It’s probably too late for investors to trim 2010 taxable distributions generated by their mutual funds , but switching to funds that minimize taxes could come in handy should tax rates rise in the future.
December is typically when funds send shareholders the tax bill for any stocks they’ve sold for a profit and dividend income they’ve paid out.
Tax-managed mutual funds, offered by about a dozen fund firms, are designed to limit these liabilities by taking tax consequences into account when buying and selling stocks. These funds aim to sell stocks at lower, long-term capital gains rates, harvest losses to offset gains, and limit income not taxed at the 15 percent qualified dividend rate.
Judging tax-managed funds by their tax-cost ratio, a statistic used by fund researcher Morningstar to gauge how much a fund gives up in taxes, can help determine if these funds are really doing their jobs.

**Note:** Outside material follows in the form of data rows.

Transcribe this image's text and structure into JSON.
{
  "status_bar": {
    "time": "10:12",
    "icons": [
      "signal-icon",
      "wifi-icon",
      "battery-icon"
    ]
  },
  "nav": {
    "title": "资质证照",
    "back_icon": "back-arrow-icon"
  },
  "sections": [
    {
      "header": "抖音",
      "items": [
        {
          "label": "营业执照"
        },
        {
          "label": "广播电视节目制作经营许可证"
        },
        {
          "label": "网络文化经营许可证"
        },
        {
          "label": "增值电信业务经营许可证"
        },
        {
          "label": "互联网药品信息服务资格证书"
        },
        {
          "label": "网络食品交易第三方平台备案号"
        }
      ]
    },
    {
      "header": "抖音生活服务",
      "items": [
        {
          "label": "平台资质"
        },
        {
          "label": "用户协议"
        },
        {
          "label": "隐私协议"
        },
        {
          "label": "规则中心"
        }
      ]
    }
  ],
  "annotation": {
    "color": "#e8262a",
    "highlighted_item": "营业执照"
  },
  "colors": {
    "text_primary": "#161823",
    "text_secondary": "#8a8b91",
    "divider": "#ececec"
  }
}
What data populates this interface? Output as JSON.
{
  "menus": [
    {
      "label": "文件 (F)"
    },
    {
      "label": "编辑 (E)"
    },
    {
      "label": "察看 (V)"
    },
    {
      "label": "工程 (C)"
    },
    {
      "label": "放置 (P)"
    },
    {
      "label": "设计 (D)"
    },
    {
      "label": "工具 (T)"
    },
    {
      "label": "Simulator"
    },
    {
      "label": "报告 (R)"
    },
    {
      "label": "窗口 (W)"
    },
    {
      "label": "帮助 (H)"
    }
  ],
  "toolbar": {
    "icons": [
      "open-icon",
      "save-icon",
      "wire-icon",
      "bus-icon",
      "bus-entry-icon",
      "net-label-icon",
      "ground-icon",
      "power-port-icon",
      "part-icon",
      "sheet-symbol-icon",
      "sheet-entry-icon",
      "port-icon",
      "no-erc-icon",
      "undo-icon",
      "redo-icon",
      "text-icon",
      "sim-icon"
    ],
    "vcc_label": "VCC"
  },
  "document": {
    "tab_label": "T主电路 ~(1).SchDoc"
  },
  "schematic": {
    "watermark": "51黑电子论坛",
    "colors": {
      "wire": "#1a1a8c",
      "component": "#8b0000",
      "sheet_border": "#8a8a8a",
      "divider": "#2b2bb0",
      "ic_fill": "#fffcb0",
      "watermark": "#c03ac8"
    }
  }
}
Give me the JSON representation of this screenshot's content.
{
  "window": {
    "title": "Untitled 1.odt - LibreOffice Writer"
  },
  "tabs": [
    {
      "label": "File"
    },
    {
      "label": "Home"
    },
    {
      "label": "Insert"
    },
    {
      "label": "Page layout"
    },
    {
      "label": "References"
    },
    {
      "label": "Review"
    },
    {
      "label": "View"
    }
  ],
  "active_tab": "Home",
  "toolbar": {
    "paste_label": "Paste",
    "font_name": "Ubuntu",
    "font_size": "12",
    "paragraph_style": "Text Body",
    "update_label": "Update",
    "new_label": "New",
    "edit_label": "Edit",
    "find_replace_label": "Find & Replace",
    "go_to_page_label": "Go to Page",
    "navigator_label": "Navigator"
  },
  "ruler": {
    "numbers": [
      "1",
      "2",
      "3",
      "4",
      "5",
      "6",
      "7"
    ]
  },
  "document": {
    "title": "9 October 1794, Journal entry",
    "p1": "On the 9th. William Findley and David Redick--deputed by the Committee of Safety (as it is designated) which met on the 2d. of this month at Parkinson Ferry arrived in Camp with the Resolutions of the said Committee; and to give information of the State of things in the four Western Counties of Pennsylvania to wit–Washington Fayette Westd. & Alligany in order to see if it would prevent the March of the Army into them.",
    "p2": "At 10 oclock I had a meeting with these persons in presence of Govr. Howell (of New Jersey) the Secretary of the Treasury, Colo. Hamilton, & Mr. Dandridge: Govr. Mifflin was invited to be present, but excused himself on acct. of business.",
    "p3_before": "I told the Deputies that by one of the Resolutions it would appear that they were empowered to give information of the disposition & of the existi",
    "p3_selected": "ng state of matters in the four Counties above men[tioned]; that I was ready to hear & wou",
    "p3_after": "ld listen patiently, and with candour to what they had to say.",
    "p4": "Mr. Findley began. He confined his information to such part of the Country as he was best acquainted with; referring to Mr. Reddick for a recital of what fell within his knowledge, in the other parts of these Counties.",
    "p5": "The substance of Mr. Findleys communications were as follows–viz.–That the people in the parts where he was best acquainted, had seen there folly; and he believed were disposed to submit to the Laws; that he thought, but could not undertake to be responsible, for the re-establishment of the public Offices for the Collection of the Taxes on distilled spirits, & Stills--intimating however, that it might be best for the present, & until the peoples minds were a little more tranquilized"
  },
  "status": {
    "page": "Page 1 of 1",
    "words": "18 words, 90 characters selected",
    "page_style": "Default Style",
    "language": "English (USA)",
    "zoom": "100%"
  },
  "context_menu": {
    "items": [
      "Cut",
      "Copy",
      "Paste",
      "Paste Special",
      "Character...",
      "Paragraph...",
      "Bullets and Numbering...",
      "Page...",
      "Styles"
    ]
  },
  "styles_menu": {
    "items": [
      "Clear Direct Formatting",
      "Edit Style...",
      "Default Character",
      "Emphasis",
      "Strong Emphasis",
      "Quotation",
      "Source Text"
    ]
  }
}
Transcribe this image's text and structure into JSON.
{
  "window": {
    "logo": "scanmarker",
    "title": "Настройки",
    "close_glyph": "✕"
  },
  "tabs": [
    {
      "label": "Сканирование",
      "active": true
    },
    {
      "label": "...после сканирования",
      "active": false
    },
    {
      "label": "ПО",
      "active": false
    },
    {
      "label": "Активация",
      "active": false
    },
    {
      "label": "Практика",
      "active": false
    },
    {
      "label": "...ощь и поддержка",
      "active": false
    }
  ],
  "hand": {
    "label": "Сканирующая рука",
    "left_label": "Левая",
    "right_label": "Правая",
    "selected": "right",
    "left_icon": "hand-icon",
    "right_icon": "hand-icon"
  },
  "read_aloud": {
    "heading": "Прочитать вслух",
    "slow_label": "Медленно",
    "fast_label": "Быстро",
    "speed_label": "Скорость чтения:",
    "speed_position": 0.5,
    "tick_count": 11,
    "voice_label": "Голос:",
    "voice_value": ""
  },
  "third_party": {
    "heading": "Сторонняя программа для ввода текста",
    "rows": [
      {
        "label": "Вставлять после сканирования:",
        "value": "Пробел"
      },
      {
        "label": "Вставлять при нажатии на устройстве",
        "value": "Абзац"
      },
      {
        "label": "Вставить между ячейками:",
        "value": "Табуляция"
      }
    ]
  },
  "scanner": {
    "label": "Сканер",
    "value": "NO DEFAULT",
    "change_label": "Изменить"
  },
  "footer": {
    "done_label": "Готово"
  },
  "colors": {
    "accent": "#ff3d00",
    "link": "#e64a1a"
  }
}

The 25 tax-managed U.S. stock funds tracked by Morningstar have mostly performed as advertised, giving up an annual average of 0.46 percent of their assets to taxes over the last five years compared to a tax-cost ratio of 0.84 percent for all U.S. stock funds. Tax-managed funds that invest in foreign stocks have been less effective, surrendering more to taxes than the average international stock fund.Page 1 of 5 | Next Page